HAVE YOU heard the one about the Englishman, the Irishman and the Scotsman? It is certainly putting a smile back on people's faces in Leeds.
Englishman Howard Wilkinson created great expectations at Elland Road by winning the championship six years ago with Leeds' most entertaining side since the Revie era. But he could not maintain the momentum and in came George Graham to halt the slide by applying some Scottish meanness at the back.
He failed to generate much excitement, though, and what Leeds needed when he departed for Tottenham was someone who knew how to throw a party. David O'Leary was not Leeds' first-choice Irishman, but he has released the Graham handbrake. Leeds are running at full throttle again, and poor old West Ham scarcely knew what hit them.

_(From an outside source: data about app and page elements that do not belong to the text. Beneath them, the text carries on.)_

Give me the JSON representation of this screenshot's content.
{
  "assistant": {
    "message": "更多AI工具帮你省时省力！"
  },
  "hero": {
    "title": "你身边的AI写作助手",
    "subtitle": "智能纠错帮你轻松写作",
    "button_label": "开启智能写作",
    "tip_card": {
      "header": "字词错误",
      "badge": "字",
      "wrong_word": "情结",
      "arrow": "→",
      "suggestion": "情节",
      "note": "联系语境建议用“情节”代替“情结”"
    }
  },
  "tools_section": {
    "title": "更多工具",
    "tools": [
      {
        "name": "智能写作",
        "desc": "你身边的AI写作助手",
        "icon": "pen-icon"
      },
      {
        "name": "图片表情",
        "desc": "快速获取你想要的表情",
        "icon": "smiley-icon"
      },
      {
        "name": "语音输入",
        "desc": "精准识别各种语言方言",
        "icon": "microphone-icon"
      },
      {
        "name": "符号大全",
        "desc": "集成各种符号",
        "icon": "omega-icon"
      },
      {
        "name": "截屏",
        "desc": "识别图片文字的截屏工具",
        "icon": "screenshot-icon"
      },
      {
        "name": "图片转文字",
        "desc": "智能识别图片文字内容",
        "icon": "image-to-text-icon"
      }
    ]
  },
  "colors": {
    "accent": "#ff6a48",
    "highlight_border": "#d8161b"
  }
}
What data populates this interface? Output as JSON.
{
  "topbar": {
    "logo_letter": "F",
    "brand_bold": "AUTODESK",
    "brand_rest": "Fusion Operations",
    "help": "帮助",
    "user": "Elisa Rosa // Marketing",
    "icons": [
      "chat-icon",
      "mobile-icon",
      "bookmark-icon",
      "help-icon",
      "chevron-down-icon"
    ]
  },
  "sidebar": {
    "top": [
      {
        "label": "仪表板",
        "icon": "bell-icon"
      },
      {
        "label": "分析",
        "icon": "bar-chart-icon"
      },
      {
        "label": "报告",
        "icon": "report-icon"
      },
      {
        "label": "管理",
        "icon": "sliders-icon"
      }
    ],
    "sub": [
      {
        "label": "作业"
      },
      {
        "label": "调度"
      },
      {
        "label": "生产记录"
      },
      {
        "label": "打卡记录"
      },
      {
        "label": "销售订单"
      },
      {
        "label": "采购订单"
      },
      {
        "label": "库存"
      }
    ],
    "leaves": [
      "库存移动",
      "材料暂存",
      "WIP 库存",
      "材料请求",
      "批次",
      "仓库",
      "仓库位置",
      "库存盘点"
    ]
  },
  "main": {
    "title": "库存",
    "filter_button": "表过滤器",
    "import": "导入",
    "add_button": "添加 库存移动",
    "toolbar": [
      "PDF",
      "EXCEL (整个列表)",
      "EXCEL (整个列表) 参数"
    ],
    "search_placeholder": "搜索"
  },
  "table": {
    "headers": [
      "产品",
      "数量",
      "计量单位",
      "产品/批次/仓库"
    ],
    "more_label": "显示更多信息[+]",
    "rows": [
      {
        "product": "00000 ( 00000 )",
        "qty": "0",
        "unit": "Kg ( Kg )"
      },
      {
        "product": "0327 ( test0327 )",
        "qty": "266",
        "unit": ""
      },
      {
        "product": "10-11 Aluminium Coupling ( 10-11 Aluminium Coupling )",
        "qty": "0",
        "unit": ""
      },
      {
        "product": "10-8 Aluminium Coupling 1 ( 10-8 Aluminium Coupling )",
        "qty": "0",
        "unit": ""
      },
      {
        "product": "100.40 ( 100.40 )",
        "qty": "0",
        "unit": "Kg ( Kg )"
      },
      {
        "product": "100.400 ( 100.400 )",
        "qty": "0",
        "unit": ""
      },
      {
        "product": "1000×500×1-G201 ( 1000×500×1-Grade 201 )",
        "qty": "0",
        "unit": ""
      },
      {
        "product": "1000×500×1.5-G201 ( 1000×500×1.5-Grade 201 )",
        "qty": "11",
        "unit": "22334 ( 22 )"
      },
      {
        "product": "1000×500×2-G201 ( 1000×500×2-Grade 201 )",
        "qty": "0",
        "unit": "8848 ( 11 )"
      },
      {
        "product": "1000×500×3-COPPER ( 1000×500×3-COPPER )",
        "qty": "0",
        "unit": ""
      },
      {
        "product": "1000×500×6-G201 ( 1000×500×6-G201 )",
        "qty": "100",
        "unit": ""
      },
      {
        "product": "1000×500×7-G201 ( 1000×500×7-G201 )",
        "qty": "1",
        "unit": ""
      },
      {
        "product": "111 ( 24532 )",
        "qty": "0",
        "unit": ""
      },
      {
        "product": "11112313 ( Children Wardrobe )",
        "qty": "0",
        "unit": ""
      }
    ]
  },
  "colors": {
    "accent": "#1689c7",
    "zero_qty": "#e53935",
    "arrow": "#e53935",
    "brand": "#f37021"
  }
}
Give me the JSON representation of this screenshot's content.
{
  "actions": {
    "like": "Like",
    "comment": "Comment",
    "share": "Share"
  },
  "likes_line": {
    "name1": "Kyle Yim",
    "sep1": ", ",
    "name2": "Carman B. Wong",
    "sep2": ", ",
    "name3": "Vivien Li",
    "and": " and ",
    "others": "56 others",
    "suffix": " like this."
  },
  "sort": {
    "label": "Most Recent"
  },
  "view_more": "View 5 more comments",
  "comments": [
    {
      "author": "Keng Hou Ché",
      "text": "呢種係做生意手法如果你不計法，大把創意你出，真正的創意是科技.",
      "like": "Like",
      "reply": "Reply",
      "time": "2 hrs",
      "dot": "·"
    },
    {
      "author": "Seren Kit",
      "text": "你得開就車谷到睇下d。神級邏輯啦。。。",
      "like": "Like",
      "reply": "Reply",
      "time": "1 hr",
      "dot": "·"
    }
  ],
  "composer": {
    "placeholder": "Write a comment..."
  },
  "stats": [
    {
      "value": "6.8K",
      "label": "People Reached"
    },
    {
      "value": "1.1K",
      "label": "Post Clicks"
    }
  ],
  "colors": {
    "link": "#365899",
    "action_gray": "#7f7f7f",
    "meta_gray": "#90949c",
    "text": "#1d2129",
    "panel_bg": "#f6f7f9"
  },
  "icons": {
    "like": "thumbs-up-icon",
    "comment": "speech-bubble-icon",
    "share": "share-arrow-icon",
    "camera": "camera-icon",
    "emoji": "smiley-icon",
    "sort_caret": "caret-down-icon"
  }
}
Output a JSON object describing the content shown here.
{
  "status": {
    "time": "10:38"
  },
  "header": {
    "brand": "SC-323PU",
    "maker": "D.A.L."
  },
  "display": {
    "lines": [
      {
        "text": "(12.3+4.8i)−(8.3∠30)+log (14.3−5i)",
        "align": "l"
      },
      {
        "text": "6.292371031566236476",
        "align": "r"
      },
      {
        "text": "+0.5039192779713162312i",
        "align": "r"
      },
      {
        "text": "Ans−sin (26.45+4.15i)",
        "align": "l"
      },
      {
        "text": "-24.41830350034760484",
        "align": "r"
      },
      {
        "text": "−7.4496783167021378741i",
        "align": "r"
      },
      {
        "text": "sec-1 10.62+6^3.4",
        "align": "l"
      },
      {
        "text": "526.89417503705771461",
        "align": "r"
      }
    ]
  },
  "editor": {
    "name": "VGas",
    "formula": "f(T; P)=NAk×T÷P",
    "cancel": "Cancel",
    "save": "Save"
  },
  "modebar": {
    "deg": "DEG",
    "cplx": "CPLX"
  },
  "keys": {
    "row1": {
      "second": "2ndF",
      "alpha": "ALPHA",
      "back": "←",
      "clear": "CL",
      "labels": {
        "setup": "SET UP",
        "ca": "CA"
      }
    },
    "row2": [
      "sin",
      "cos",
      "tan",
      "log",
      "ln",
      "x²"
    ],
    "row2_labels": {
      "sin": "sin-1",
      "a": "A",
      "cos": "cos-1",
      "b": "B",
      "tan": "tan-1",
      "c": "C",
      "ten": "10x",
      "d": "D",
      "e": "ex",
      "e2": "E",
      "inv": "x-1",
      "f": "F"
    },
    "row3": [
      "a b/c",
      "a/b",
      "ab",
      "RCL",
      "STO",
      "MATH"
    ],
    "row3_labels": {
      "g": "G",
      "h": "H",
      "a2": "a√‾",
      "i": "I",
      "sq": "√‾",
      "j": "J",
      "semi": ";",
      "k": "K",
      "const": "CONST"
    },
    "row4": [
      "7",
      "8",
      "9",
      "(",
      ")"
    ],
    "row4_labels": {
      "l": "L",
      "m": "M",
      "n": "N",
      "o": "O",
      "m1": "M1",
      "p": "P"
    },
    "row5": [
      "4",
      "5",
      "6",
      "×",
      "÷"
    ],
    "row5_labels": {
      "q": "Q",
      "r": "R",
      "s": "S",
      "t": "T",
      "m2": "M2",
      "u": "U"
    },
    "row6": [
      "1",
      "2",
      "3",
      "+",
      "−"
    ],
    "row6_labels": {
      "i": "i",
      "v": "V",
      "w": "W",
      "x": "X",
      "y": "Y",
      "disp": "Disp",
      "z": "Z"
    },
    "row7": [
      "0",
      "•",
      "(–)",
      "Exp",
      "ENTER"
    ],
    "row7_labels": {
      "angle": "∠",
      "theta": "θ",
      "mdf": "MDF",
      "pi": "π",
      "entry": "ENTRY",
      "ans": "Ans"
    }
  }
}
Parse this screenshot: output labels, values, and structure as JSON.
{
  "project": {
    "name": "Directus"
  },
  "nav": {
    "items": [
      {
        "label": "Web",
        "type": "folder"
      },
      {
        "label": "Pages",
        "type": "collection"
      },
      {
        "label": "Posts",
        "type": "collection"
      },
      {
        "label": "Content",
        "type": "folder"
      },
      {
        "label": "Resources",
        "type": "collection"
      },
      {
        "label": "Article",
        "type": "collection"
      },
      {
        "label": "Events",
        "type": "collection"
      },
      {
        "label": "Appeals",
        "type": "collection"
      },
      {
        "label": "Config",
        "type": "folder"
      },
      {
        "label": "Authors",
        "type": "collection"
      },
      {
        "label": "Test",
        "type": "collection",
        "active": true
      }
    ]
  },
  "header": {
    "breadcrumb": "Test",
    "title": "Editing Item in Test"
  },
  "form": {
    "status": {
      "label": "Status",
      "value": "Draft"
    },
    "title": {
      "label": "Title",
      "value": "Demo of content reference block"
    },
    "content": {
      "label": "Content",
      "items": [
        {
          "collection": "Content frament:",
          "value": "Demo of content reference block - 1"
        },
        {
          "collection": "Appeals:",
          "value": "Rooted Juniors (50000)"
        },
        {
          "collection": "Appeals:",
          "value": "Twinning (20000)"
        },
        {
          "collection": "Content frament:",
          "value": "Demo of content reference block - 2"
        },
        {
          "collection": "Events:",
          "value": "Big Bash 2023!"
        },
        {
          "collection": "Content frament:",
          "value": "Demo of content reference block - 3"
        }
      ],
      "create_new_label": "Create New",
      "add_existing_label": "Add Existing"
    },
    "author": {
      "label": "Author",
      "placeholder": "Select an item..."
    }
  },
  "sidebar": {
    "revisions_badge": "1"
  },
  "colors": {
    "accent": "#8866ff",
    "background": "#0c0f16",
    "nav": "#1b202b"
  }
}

O'Leary's new-look Leeds is a well balanced machine, tight at the back and adventurous going forward, a satisfying blend of youth and experience, of imports and home-grown talent.
It was Leeds' foreign legion (which in Yorkshire includes anyone south of Sheffield) who did the damage. Lee Bowyer, a West Ham fan as a schoolboy, scored with two sweetly struck shots from the edge of the penalty area, and Dutchmen Robert Molenaar and Jimmy Floyd Hasselbaink took advantage of defensive errors to complete the rout, although by then it had all become double Dutch to West Ham anyway.
Bowyer has yet to assume Gordon Strachan's commanding midfield presence, but most Leeds efforts flowed through him. The promise that made Wilkinson buy him from Charlton has finally started to flower and it may not be long before he attracts the attention of Glenn Hoddle.
It was an assured, all-round Leeds performance that will have made other Premiership sides take notice, although O'Leary's line is that we ain't seen nothin' yet. "We are a team for the future", he said. "I want us to play good, positive football, but not the so-called sexy football that puts 50 passes together and gets nowhere."
The Hammers would have been happy just to string a couple of passes together in the face of the constant Leeds onslaught. They were missing three key players in Rio Ferdinand, Paul Kitson and Eyal Berkovic and a fourth - Neil Ruddock - will now be absent for three games over Christmas after being sent off for a rash challenge on Harry Kewell.
But that does not explain why the side lying third in the Premiership on the back of a long unbeaten run could manage only one shot on target, a Frank Lampard drive in the dying moments that Leeds' teenage goalkeeper Paul Robinson punched away.
That was left to their manager, Harry Redknapp. "We were strangers to each other at the back," he said. "But Leeds were great - the best team we have played all season. They bossed us in every department."
Goals: Bowyer (8) 1-0; Bowyer (61) 2-0; Molenaar (68) 3-0; Hasselbaink (79) 4-0.
Leeds United (3-1-4-2): Robinson; Woodgate, Molenaar, Radebe; Hopkin; Haaland, Bowyer, Kewell (Wijnhard, 80), Harte; Hasselbaink, Smith (McPhail 84). Substitutes not used: Wetherall, Halle, Nuno Santos (gk).
West Ham United (3-5-2): Hislop; Pearce, Margas, Ruddock; Sinclair, Lampard, Lomas, Lazaridis (Moncur 56), Keller; Wright, Hartson. Substitutes not used: Breaker, Potts, Boylan, Forrest (gk).
Referee: J Winter (Stockton-on-Tees)
Sending-off: West Ham: Ruddock: Bookings: Leeds Haaland, Hopkin, Hasselbaink.
Man of the match: Bowyer.
Attendance: 36,320.Reuse content